A five hour Sunday stroll westbound found us in Hot Springs, Arkansas.
Our planned destination was the National Park Campground in
Gulpha Gorge but upon arrival we found to my surprise that the no reservation
campground was filled so we had to enact plan B.
So I entered new coordinates into the GPS and we headed about 8 miles
south to our alternate - Catherine's Landing RV Resort.
We are backed in to a lovely site on the shore of Lake Catherine, which at our location looks
more like a river. We are enjoying watching the waterfowl arriving and departing
on the placid water. Its my second choice but certainly not second rate!
Of course our stop here was to visit....
You guessed it! The Hot Springs!
Known to Native Americans for thousands of years, this area became known to the
rest of us much later than that. Development began in earnest in the 1800's and the

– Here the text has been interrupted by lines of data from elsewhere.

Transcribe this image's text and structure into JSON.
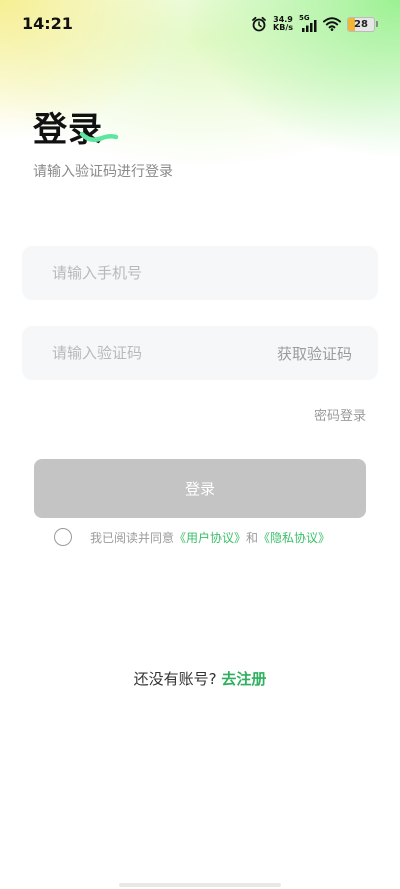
{
  "status_bar": {
    "time": "14:21",
    "net_speed_value": "34.9",
    "net_speed_unit": "KB/s",
    "signal_label": "5G",
    "battery_level": "28"
  },
  "login": {
    "title": "登录",
    "subtitle": "请输入验证码进行登录",
    "phone_placeholder": "请输入手机号",
    "code_placeholder": "请输入验证码",
    "get_code_label": "获取验证码",
    "password_login_label": "密码登录",
    "login_button_label": "登录"
  },
  "agreement": {
    "prefix": "我已阅读并同意",
    "user_agreement": "《用户协议》",
    "and": "和",
    "privacy_policy": "《隐私协议》"
  },
  "register": {
    "prompt": "还没有账号?",
    "link_label": "去注册"
  },
  "colors": {
    "accent": "#3cbf6a",
    "button_disabled": "#c4c4c4",
    "input_bg": "#f6f7f8"
  }
}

Federal Government immediately saw a need to protect the natural resource for future generations
so the Hot Springs Reservation was established in 1832 - long before the first National Parks.
Fed by over 40 natural hot springs - during its heyday in the 1920's there were
over 2 dozen operating Bathhouses - 9 of them located on "Bathhouse Row"
The bathhouse of the day filled as much a medicinal need as they did recreational.
The hot waters were thought to be healing and many patients who had exhausted
more traditional medical approaches would be sent here as a last resort.
Today there are 8 remaining bathhouses still lining Bathhouse Row
but only two of them are still operating as Bathhouses.
The Buckstaff Bathhouse provides the traditional Bathhouse Experience
as would have been provided in the late 1800's and early 1900's.
The full soak, heat, scrub down experience while naked or wrapped in a toga.
People have described it as walking back in time and more like a clinical detox
than a day at the spa, and not for the modest.
The Quapaw Bathhouse provides a more modern spa approach with ala carte services,
Swedish, and Deep Tissue massage, couples bathing, and public soaking areas.
Several others remain and are open as various National Park facilities, but
no longer provide bath house services..
Below is the Buckstaff, and looking down Bathhouse Row.
The Ozark Bathhouse
The Quapaw Bathhouse - still in operation.
The Jewell of Bathhouse row - The Fordyce Bathouse is now the
National Park Visitor Center and Museum.
Inside the Fordyce, segregation of the sexes was the order of the day so the
bathhouse was divided into Mens and Womens sections.
Unlike today - there was no "couples" bathing.
The Traditional Bathhouse experience might consist of a hot tub soak, sitz bath,
followed by a steam cabinet and then a needle shower, a hot pack of towels,
then a massage and cool down.
All services were provided under the careful assistance of
attendants who custom tailored the regimen and catered to patrons individual needs.
There were different rooms for each of these services throughout the bathhouses.
The mens Bath hall is crowned by a stain glass mural over a statue
of Hernando DeSoto receiving a gift of healing waters from a Native American Maiden.
Individual Tub rooms and needle shower line the perimeter.
The stain glass skylight, "Neptune's Daughter", consists of about 8,000 individual glass pieces.
Part of the bathing experience was the Needle Shower.
An attendant would carefully regulate the temperature and adjust the valves
that supplied water to numerous shower heads that would cover the entire body at once.
Steam cabinets were also integral to the process.
The ladies tubs. You can see each one was in a separate stall.
The ladies Dressing room.
The entry lobby.
After their treatment, patrons could relax on the expansive porch before embarking on
their next exhausting adventure.
While in Hot Springs we decided to follow that age old advice:
"When in Rome.... take a bath".
So it was off to the Quapaw and their multi tired,
multi temperature public pools.
For only $20 each we were presented with a towel and locker key, and
escorted to the mens & ladies locker rooms.
Kate and I met at the pools and proceeded to spend several hours bouncing around from
pool to pool and immersing ourselves in liquid mineral bliss under a stain glass
canopy that let in filtered light from outside.
The pools are all different temperatures so when we got too hot it was into a
cooler pool and so on. Hydration is important and they have coolers filled with
water and cups to help in that regard.
A couple of pool attendants kept the floors constantly mopped of any water.
Kate - ever the yacker - even managed to make friends with this very very old
local woman, who proceeded to give Kate a back & neck massage in the pool.
I think she wanted to take Kate home for an encore if you catch my drift.
After an afternoon in the pools my knees were all loosened up and feeling fine, and
we headed to Rocky's Corner, a local pub and Pizzeria for some deep dish Chicago
Style Pizza to take back to the bus for dinner.
And with that - our visit to Hot Springs has concluded.
Tomorrow we are off to Wylie Texas - about 4 hrs Southwest - where we
will stay at an Army Corp Campground on Lavon Lake.
While there perhaps a visit to the Southfork Ranch (remember JR?)
will be in order. It is only a few miles from where we will be staying.
See you in Texas.